Beauty Lies was a very confused record, and it was very hard to make. Nona Hendryx is an amazing person, but it was intimidating for us to work with her. She could pick up any instrument—ANY instrument—and show you what she was hearing. We were thinking, ‘that’s not in our capacity.’ And I don’t think we knew where we fit in the musical world anymore, and we felt kind of old. It was pretty strange.
AG: Take the Fall [Bush Tetras’ 2018 EP on Wharf Cat Records] feels like your older stuff to me. Does it feel that way to you?
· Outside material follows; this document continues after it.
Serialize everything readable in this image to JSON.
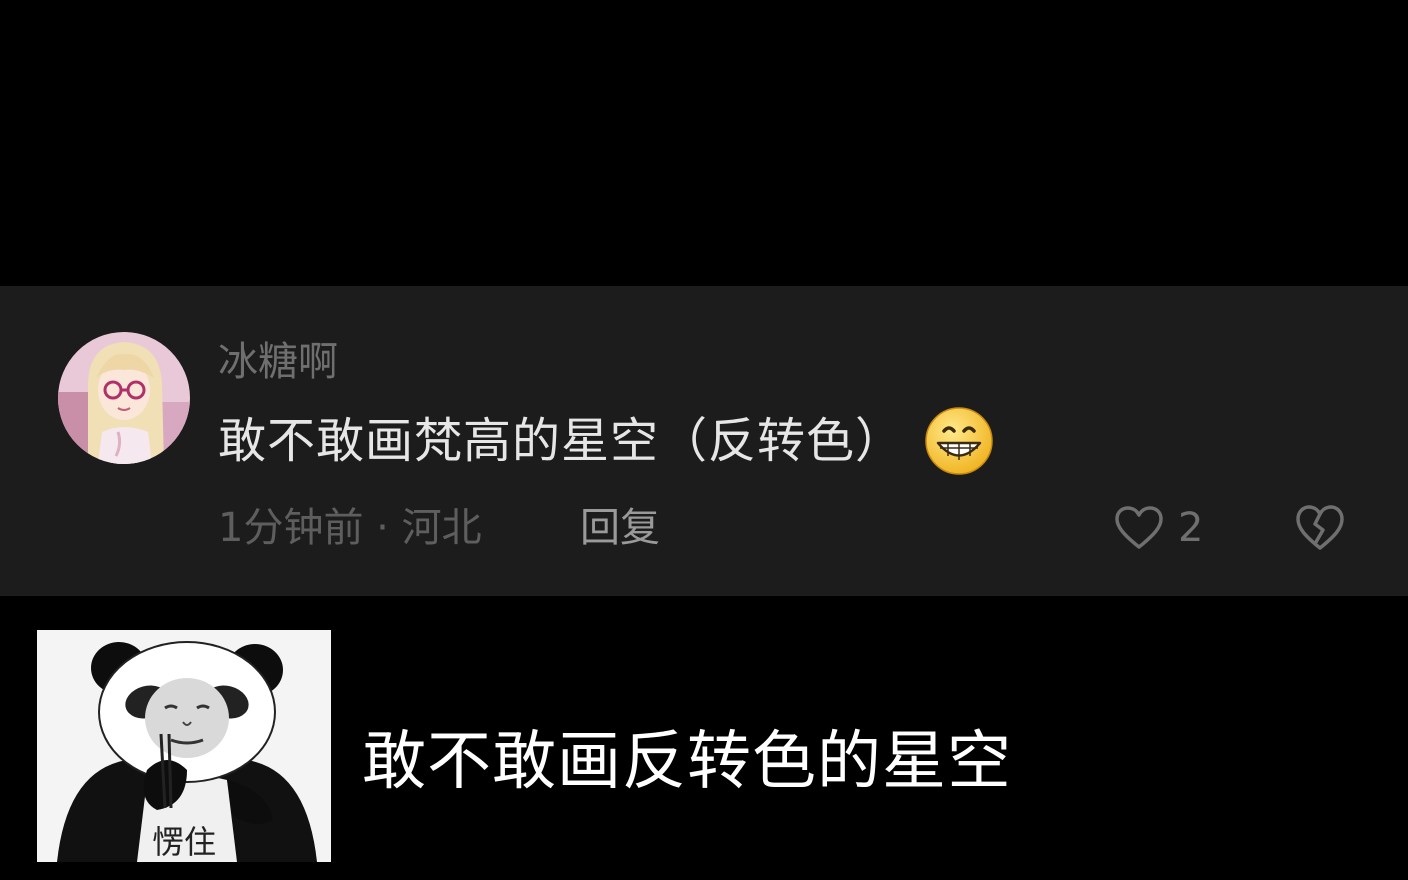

DP: Having Val in the band really made the difference. After Laura, we had Julia [Murphy], who was in the band way longer than Laura was in the band, maybe 10 years on and off, maybe longer. But she never wrote. Now, Val is putting in that fourth element, that quarter of the pie, offering a bass line where Julia never came in and said, ‘I’ve got this wacky bass line,’ which is what Laura did originally.
Laura would have these ridiculously amazing bass lines, and me and Laura would play together incessantly. And then the song would build from the bottom up. In the 90s, the songs were built from the top down. Now we’re doing both. We’re really trying to remember what we were doing in the early days—what the original spark was for us.
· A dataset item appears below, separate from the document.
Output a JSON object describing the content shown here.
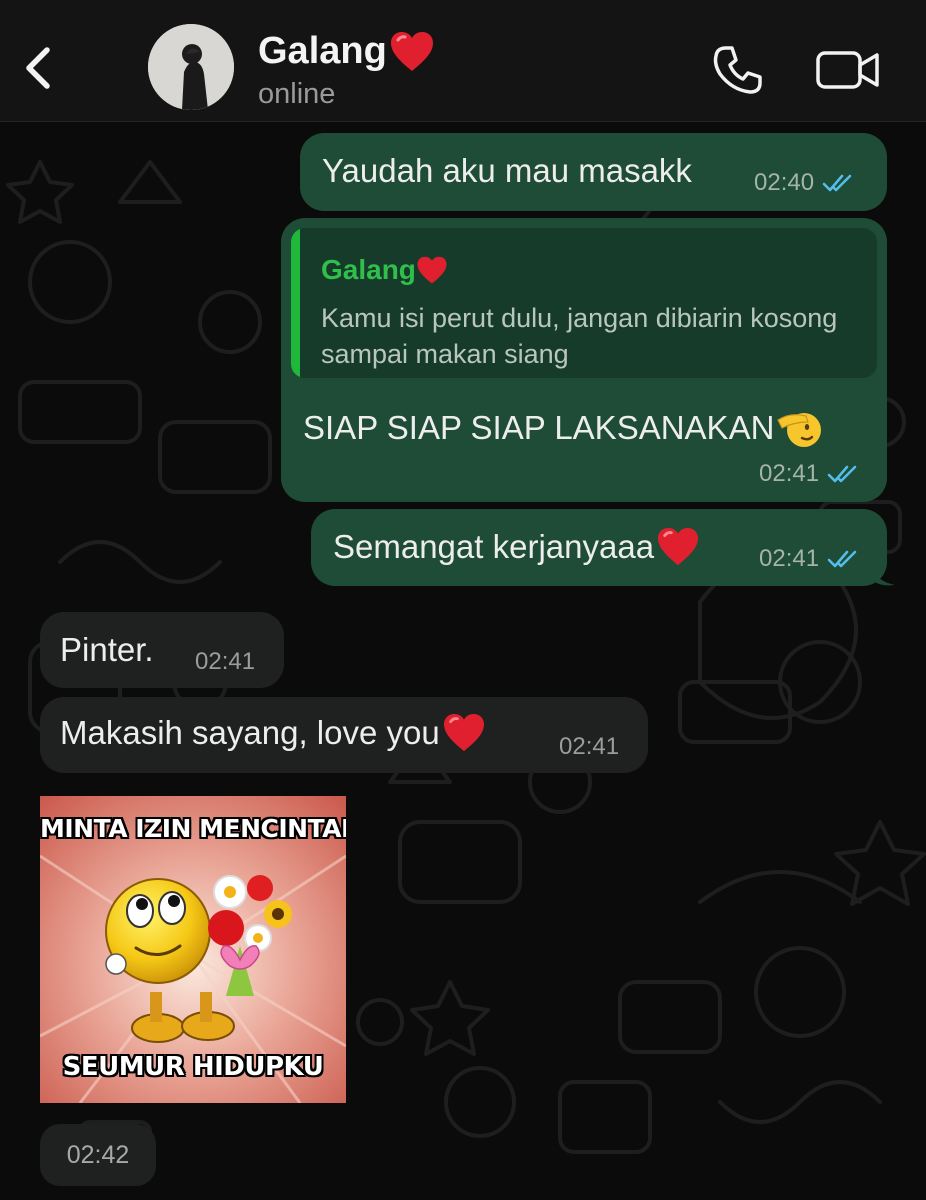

Now we have a whole bunch of songs that no one’s heard yet. There’s five or six more songs that we haven’t played yet.
AG: Speaking of songs that you haven’t yet played or recorded, how are you handling the lockdown in NYC?
DP: There are my drums! [Dee turns his phone to show me his drum set.] I’m playing . . . well, I’m doing a lot of practicing. But I’m really missing playing with people.
Many thanks to Brian Gempp of Record Grouch in Brooklyn, New York, who introduced Dee and Audrey.
Audrey J. Golden is a literature and film professor who lives in Brooklyn, NY. You can follow her on Twitter and Instagram, and you can check out her personal website to learn more about her writing and her archive of books, records, and ephemera.